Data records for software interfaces
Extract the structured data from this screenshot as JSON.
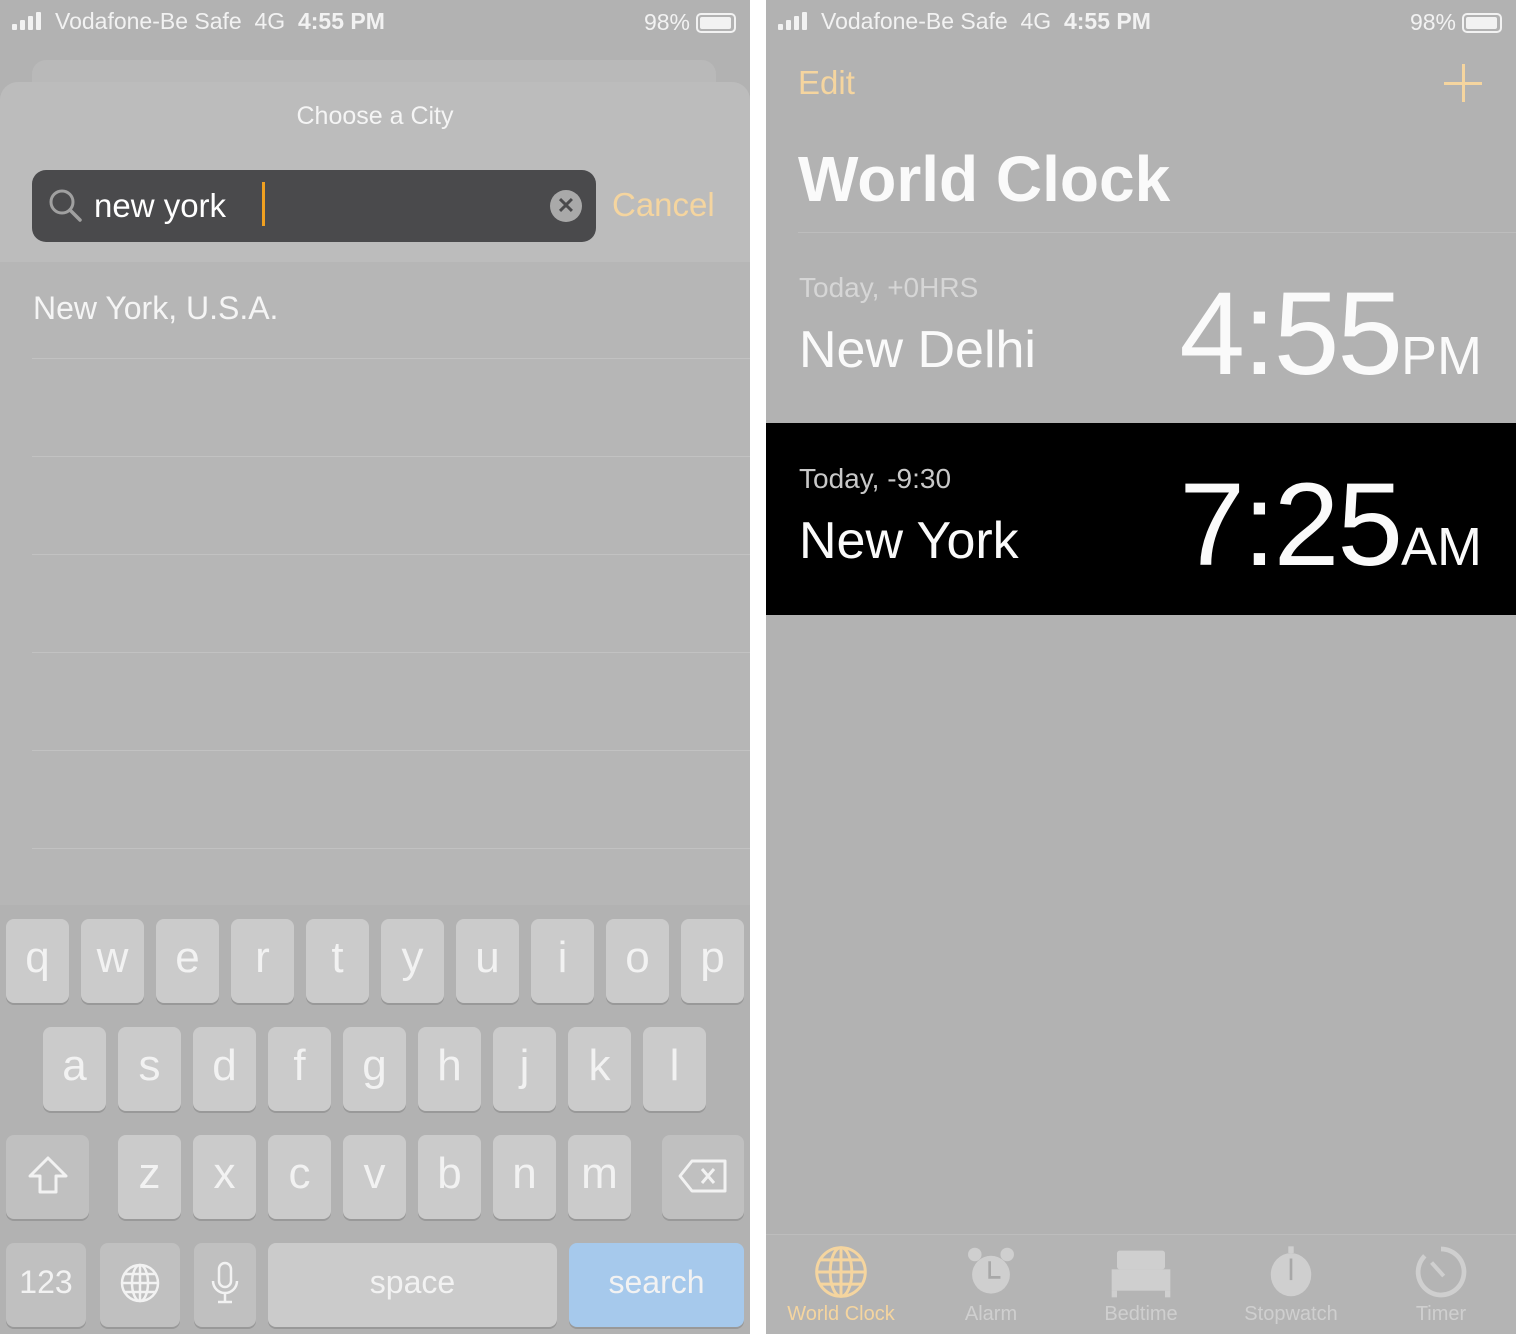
{
  "status_bar": {
    "carrier": "Vodafone-Be Safe",
    "network": "4G",
    "time": "4:55 PM",
    "battery": "98%",
    "battery_level": 0.98
  },
  "colors": {
    "accent": "#f5d59f",
    "background": "#b2b2b2",
    "selected_row": "#000000",
    "search_key": "#a6c9ec",
    "caret": "#f0a020"
  },
  "city_picker": {
    "title": "Choose a City",
    "search": {
      "value": "new york",
      "icon": "search-icon",
      "clear_icon": "clear-icon"
    },
    "cancel_label": "Cancel",
    "results": [
      "New York, U.S.A."
    ]
  },
  "keyboard": {
    "row1": [
      "q",
      "w",
      "e",
      "r",
      "t",
      "y",
      "u",
      "i",
      "o",
      "p"
    ],
    "row2": [
      "a",
      "s",
      "d",
      "f",
      "g",
      "h",
      "j",
      "k",
      "l"
    ],
    "row3": [
      "z",
      "x",
      "c",
      "v",
      "b",
      "n",
      "m"
    ],
    "shift_icon": "shift-icon",
    "delete_icon": "backspace-icon",
    "numbers_label": "123",
    "globe_icon": "globe-icon",
    "mic_icon": "microphone-icon",
    "space_label": "space",
    "search_label": "search"
  },
  "world_clock": {
    "edit_label": "Edit",
    "add_icon": "plus-icon",
    "title": "World Clock",
    "clocks": [
      {
        "offset": "Today, +0HRS",
        "city": "New Delhi",
        "time": "4:55",
        "ampm": "PM",
        "selected": false
      },
      {
        "offset": "Today, -9:30",
        "city": "New York",
        "time": "7:25",
        "ampm": "AM",
        "selected": true
      }
    ],
    "tabs": [
      {
        "label": "World Clock",
        "icon": "globe-icon",
        "active": true
      },
      {
        "label": "Alarm",
        "icon": "alarm-clock-icon",
        "active": false
      },
      {
        "label": "Bedtime",
        "icon": "bed-icon",
        "active": false
      },
      {
        "label": "Stopwatch",
        "icon": "stopwatch-icon",
        "active": false
      },
      {
        "label": "Timer",
        "icon": "timer-icon",
        "active": false
      }
    ]
  }
}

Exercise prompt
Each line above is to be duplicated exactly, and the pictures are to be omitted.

Task response
Extract the structured data from this screenshot as JSON.
{
  "status_bar": {
    "carrier": "Vodafone-Be Safe",
    "network": "4G",
    "time": "4:55 PM",
    "battery": "98%",
    "battery_level": 0.98
  },
  "colors": {
    "accent": "#f5d59f",
    "background": "#b2b2b2",
    "selected_row": "#000000",
    "search_key": "#a6c9ec",
    "caret": "#f0a020"
  },
  "city_picker": {
    "title": "Choose a City",
    "search": {
      "value": "new york",
      "icon": "search-icon",
      "clear_icon": "clear-icon"
    },
    "cancel_label": "Cancel",
    "results": [
      "New York, U.S.A."
    ]
  },
  "keyboard": {
    "row1": [
      "q",
      "w",
      "e",
      "r",
      "t",
      "y",
      "u",
      "i",
      "o",
      "p"
    ],
    "row2": [
      "a",
      "s",
      "d",
      "f",
      "g",
      "h",
      "j",
      "k",
      "l"
    ],
    "row3": [
      "z",
      "x",
      "c",
      "v",
      "b",
      "n",
      "m"
    ],
    "shift_icon": "shift-icon",
    "delete_icon": "backspace-icon",
    "numbers_label": "123",
    "globe_icon": "globe-icon",
    "mic_icon": "microphone-icon",
    "space_label": "space",
    "search_label": "search"
  },
  "world_clock": {
    "edit_label": "Edit",
    "add_icon": "plus-icon",
    "title": "World Clock",
    "clocks": [
      {
        "offset": "Today, +0HRS",
        "city": "New Delhi",
        "time": "4:55",
        "ampm": "PM",
        "selected": false
      },
      {
        "offset": "Today, -9:30",
        "city": "New York",
        "time": "7:25",
        "ampm": "AM",
        "selected": true
      }
    ],
    "tabs": [
      {
        "label": "World Clock",
        "icon": "globe-icon",
        "active": true
      },
      {
        "label": "Alarm",
        "icon": "alarm-clock-icon",
        "active": false
      },
      {
        "label": "Bedtime",
        "icon": "bed-icon",
        "active": false
      },
      {
        "label": "Stopwatch",
        "icon": "stopwatch-icon",
        "active": false
      },
      {
        "label": "Timer",
        "icon": "timer-icon",
        "active": false
      }
    ]
  }
}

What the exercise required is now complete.